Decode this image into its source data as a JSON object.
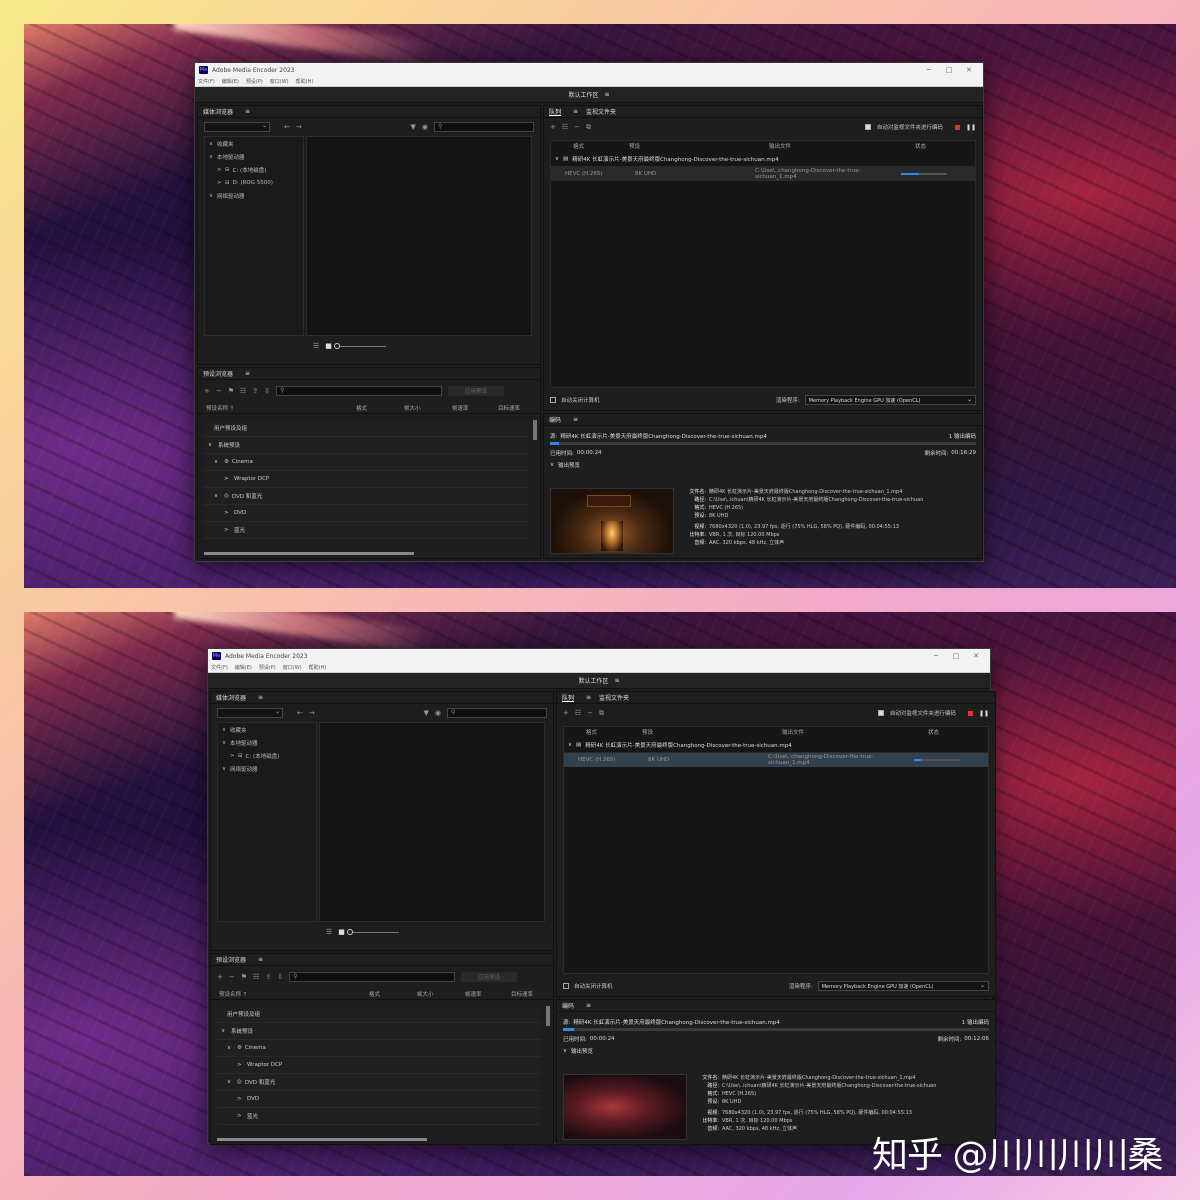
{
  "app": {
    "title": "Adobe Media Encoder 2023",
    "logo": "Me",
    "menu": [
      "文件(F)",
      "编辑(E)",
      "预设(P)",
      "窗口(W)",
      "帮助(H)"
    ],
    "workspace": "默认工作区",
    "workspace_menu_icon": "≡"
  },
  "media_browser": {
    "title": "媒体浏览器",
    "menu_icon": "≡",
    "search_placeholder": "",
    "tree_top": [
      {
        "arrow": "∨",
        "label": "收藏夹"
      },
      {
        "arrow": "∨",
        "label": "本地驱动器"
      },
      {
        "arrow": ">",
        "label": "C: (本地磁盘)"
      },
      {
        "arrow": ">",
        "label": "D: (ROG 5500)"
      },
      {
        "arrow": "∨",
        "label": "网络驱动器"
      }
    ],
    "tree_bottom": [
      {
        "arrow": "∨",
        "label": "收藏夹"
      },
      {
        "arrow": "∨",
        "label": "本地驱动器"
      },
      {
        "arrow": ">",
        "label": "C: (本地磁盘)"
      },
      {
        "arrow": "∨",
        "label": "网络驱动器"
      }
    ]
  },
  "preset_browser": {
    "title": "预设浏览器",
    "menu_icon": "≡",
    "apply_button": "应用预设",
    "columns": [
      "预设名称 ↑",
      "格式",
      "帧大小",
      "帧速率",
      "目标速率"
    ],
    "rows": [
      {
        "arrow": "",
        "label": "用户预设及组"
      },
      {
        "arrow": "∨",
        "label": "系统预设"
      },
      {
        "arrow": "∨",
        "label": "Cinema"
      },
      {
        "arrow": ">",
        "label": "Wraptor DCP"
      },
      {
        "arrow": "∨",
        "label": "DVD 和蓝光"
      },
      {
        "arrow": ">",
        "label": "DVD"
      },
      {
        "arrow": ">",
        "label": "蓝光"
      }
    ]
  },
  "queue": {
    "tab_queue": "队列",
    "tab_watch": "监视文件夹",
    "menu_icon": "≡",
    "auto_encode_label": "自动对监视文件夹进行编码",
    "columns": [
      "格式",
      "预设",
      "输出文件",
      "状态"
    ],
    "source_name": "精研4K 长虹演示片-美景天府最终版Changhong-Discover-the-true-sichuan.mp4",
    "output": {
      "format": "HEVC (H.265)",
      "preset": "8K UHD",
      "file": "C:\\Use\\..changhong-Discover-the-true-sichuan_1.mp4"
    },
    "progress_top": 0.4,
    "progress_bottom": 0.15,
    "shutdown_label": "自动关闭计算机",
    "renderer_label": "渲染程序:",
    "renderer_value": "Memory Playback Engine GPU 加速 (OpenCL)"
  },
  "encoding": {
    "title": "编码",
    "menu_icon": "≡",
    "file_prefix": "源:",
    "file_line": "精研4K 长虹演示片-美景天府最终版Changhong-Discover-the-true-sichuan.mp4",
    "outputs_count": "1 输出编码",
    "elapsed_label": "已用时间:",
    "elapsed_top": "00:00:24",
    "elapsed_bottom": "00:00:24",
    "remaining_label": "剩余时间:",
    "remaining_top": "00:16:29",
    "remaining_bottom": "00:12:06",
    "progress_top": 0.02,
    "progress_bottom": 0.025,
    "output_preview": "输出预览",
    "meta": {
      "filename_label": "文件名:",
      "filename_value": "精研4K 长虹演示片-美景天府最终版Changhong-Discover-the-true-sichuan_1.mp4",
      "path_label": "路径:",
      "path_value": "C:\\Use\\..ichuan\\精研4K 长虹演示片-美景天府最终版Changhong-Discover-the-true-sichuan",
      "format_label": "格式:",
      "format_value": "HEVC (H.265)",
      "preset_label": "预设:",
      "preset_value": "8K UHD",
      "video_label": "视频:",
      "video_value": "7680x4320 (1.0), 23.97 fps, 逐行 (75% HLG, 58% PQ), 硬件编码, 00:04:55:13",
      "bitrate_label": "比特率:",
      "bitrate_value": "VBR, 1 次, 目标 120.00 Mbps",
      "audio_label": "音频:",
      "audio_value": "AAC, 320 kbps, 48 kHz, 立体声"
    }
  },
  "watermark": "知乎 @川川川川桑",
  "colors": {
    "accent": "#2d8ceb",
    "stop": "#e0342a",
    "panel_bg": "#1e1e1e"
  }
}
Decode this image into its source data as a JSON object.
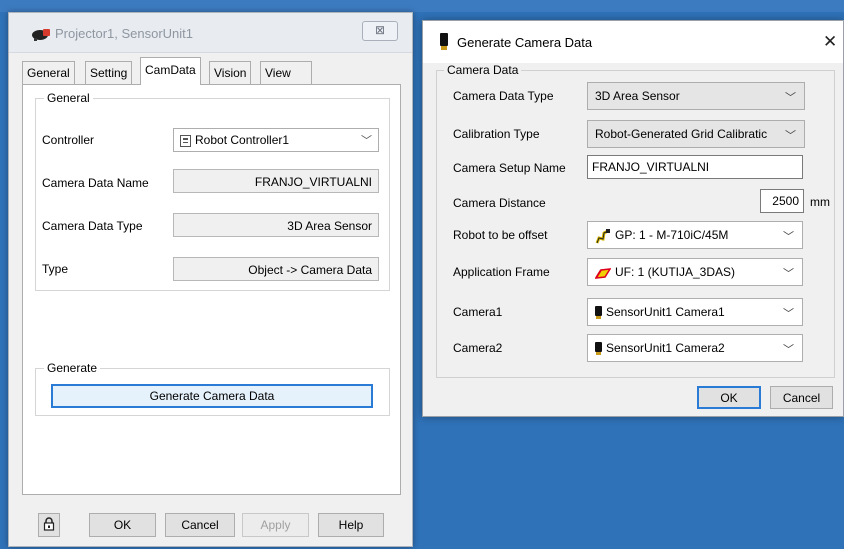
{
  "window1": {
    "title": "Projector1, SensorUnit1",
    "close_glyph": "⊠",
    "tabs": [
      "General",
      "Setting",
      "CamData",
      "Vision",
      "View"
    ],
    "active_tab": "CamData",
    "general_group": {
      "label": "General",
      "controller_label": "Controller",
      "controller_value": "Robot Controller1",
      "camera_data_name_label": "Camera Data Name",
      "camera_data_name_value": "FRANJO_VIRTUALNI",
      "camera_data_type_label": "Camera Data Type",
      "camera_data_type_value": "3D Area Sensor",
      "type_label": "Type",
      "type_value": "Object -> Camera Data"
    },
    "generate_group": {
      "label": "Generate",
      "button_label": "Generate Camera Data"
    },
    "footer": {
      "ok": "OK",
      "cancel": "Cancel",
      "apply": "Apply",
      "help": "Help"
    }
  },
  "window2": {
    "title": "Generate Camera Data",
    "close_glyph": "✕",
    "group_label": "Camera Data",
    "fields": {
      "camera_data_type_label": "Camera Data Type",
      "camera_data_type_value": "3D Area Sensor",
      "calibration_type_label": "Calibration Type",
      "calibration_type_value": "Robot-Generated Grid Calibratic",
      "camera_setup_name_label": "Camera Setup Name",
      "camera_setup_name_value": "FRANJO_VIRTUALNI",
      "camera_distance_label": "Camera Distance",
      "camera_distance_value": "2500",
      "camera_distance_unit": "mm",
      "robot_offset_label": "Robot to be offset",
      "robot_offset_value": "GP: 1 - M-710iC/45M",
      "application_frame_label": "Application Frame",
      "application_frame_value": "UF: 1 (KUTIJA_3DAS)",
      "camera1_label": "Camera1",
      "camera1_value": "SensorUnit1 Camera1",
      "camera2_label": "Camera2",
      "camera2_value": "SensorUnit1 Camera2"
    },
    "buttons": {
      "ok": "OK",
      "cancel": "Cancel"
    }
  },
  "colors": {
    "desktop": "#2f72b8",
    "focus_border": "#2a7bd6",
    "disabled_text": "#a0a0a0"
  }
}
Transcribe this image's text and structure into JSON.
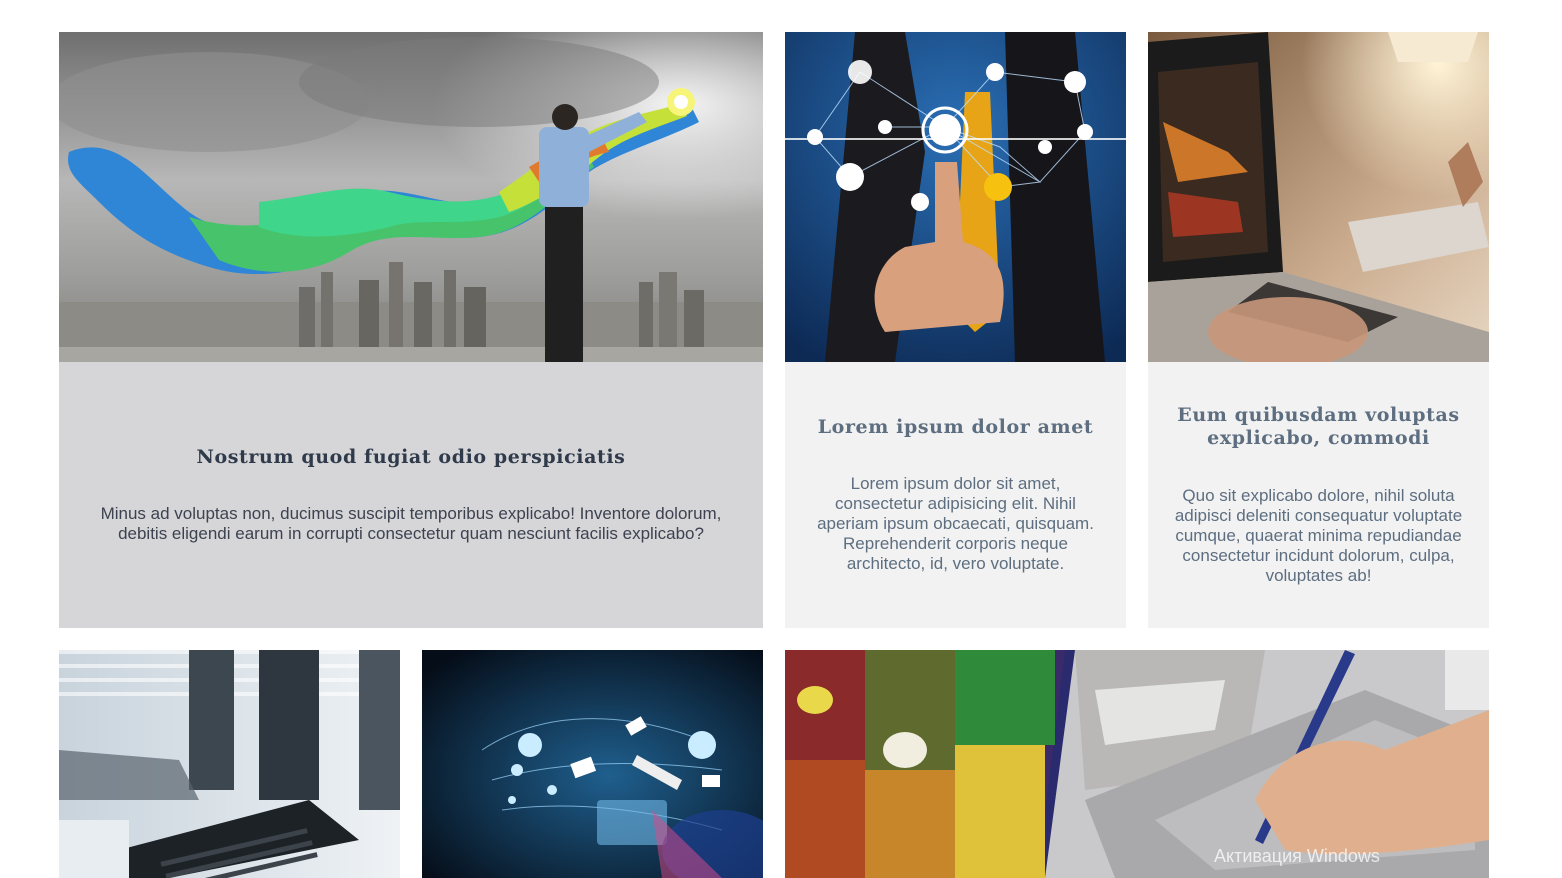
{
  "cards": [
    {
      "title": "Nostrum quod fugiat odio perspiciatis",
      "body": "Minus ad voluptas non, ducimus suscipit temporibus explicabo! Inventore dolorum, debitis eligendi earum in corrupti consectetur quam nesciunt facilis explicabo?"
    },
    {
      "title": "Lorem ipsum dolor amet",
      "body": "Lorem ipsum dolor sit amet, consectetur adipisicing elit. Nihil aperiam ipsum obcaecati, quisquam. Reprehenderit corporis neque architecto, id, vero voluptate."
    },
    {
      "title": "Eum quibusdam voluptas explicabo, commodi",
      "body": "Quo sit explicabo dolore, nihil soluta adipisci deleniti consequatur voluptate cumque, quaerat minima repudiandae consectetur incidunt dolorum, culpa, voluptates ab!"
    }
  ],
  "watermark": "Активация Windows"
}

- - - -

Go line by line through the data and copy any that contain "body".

*Task solution*.
      "body": "Minus ad voluptas non, ducimus suscipit temporibus explicabo! Inventore dolorum, debitis eligendi earum in corrupti consectetur quam nesciunt facilis explicabo?"
      "body": "Lorem ipsum dolor sit amet, consectetur adipisicing elit. Nihil aperiam ipsum obcaecati, quisquam. Reprehenderit corporis neque architecto, id, vero voluptate."
      "body": "Quo sit explicabo dolore, nihil soluta adipisci deleniti consequatur voluptate cumque, quaerat minima repudiandae consectetur incidunt dolorum, culpa, voluptates ab!"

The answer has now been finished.